● **WORK TO BE COMPLETED**:
Only the lines with "fprice" in the entries below belong in the answer; please copy them.

[Page and application data records]
+---+

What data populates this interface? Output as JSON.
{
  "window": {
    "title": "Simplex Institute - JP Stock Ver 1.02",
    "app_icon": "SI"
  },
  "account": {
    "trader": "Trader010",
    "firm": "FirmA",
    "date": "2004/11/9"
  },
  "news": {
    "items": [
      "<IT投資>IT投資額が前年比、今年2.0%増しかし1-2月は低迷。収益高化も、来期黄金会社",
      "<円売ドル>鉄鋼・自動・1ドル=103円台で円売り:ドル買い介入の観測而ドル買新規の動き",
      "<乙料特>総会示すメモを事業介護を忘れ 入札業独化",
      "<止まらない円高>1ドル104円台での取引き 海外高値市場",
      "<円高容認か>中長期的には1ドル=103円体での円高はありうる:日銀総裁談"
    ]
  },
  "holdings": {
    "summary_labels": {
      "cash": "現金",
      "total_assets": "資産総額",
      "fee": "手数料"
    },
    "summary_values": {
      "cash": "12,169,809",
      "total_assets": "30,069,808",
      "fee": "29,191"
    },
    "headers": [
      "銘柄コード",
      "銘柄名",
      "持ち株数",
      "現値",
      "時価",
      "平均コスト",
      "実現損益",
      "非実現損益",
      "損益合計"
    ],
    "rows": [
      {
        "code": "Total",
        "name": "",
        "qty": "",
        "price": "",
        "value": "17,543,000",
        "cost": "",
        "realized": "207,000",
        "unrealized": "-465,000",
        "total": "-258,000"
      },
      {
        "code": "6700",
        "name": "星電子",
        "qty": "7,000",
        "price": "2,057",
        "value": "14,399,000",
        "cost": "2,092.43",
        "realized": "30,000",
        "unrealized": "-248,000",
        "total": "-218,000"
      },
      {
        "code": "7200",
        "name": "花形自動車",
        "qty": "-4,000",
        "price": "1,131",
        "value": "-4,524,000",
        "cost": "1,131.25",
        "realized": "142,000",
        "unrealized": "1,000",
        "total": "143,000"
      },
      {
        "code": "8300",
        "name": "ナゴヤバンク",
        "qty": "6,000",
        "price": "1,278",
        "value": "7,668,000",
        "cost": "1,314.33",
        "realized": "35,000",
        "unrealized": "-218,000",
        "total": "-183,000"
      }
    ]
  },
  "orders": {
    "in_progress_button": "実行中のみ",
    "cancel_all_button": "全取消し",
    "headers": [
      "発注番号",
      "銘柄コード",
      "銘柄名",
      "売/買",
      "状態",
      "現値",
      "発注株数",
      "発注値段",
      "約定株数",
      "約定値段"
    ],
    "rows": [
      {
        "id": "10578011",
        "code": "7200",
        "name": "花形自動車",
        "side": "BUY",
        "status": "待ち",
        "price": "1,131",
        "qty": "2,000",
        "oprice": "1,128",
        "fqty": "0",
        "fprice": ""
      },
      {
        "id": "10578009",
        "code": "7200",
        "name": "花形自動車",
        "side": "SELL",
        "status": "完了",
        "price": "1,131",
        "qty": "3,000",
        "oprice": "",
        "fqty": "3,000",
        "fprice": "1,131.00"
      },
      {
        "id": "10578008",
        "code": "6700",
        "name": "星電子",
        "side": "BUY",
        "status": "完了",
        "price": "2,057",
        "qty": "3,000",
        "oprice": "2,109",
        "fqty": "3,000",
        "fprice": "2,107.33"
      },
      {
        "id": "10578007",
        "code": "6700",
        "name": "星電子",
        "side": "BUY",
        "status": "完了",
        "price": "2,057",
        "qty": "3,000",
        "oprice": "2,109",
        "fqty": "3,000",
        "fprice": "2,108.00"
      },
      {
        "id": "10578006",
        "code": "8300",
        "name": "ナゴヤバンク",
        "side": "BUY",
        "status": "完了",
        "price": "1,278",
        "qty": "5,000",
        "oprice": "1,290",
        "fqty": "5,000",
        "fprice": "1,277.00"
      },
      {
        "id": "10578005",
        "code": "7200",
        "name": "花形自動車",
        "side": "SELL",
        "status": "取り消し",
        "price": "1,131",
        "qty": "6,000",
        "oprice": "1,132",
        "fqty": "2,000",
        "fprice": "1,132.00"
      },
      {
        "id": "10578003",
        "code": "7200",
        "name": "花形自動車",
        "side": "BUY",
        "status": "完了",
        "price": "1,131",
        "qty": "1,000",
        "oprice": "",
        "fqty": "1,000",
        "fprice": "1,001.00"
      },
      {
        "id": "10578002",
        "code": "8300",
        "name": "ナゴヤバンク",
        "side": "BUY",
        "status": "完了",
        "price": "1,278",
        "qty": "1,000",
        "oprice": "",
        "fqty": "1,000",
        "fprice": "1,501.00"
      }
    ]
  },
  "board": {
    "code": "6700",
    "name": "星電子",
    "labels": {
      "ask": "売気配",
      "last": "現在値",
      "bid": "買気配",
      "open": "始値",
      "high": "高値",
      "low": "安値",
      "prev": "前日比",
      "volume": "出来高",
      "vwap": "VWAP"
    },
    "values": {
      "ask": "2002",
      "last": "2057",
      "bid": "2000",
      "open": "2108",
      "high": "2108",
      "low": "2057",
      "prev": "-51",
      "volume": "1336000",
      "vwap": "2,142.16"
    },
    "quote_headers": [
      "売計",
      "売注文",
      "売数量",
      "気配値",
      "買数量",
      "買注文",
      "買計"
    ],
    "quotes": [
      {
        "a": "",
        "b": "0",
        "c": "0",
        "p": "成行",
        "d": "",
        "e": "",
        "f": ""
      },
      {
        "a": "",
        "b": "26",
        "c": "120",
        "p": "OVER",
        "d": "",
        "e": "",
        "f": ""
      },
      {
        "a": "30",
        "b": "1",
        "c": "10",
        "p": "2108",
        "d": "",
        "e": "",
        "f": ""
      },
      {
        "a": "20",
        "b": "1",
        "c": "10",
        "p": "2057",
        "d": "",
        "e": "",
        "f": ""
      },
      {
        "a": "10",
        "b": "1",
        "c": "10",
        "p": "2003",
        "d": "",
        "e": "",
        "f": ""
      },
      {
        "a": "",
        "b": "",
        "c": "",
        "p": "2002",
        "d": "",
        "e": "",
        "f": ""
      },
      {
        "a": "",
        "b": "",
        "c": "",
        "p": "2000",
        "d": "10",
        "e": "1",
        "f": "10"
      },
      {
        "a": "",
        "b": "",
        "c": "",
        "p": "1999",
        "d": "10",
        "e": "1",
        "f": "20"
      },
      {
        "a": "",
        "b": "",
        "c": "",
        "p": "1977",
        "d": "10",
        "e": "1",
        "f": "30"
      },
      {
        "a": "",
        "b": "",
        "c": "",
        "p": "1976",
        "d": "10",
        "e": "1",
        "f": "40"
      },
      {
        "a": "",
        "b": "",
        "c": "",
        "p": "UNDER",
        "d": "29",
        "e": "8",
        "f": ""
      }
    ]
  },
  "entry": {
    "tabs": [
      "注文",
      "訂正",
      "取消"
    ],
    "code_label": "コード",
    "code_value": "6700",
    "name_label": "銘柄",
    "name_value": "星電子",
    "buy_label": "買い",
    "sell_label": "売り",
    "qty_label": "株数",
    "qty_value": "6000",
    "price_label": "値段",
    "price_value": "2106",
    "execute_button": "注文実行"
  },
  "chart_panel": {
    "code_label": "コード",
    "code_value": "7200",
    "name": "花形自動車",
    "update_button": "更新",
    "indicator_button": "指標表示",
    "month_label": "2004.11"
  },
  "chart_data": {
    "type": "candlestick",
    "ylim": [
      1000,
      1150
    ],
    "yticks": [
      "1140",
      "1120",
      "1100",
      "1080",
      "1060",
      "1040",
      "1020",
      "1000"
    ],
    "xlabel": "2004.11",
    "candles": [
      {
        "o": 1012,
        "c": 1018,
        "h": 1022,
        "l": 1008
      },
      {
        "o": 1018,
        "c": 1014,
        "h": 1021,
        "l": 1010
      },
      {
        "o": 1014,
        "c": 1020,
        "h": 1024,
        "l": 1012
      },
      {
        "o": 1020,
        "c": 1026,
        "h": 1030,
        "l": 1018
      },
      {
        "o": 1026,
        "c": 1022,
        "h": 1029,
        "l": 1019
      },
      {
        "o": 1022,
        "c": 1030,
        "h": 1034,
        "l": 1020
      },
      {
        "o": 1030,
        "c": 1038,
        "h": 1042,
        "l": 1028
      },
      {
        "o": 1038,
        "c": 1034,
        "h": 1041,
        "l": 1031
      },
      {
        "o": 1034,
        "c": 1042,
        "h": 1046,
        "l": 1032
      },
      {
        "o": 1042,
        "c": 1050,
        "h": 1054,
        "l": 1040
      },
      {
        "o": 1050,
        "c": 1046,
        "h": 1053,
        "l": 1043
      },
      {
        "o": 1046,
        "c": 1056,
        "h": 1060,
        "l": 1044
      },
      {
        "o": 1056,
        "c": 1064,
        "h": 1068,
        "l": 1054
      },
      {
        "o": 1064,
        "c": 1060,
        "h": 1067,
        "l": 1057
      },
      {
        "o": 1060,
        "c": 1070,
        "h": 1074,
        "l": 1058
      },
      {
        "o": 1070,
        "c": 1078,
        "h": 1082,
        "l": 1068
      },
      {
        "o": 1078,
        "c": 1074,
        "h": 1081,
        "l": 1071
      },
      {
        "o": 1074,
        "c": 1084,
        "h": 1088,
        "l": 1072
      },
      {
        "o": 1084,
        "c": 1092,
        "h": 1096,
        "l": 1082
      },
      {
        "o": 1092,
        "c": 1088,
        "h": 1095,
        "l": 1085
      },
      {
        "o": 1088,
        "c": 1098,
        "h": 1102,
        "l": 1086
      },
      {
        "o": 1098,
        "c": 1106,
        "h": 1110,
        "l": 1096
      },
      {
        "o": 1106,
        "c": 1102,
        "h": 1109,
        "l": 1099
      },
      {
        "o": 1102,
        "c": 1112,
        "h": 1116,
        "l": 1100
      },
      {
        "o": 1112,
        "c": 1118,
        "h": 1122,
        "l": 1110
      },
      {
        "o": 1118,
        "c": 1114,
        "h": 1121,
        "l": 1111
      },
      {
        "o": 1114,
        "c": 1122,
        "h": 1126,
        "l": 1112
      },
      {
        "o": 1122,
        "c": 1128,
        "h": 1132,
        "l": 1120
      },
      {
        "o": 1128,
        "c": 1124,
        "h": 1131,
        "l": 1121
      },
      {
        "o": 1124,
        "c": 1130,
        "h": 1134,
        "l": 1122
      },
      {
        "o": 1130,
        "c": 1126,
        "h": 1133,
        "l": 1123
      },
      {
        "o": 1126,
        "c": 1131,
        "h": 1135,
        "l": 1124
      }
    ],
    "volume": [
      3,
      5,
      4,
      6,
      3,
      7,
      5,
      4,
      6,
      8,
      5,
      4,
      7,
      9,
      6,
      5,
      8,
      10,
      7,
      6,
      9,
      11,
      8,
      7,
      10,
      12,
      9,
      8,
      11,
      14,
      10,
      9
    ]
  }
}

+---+

● **YOUR RESPONSE**:
        "fprice": ""
        "fprice": "1,131.00"
        "fprice": "2,107.33"
        "fprice": "2,108.00"
        "fprice": "1,277.00"
        "fprice": "1,132.00"
        "fprice": "1,001.00"
        "fprice": "1,501.00"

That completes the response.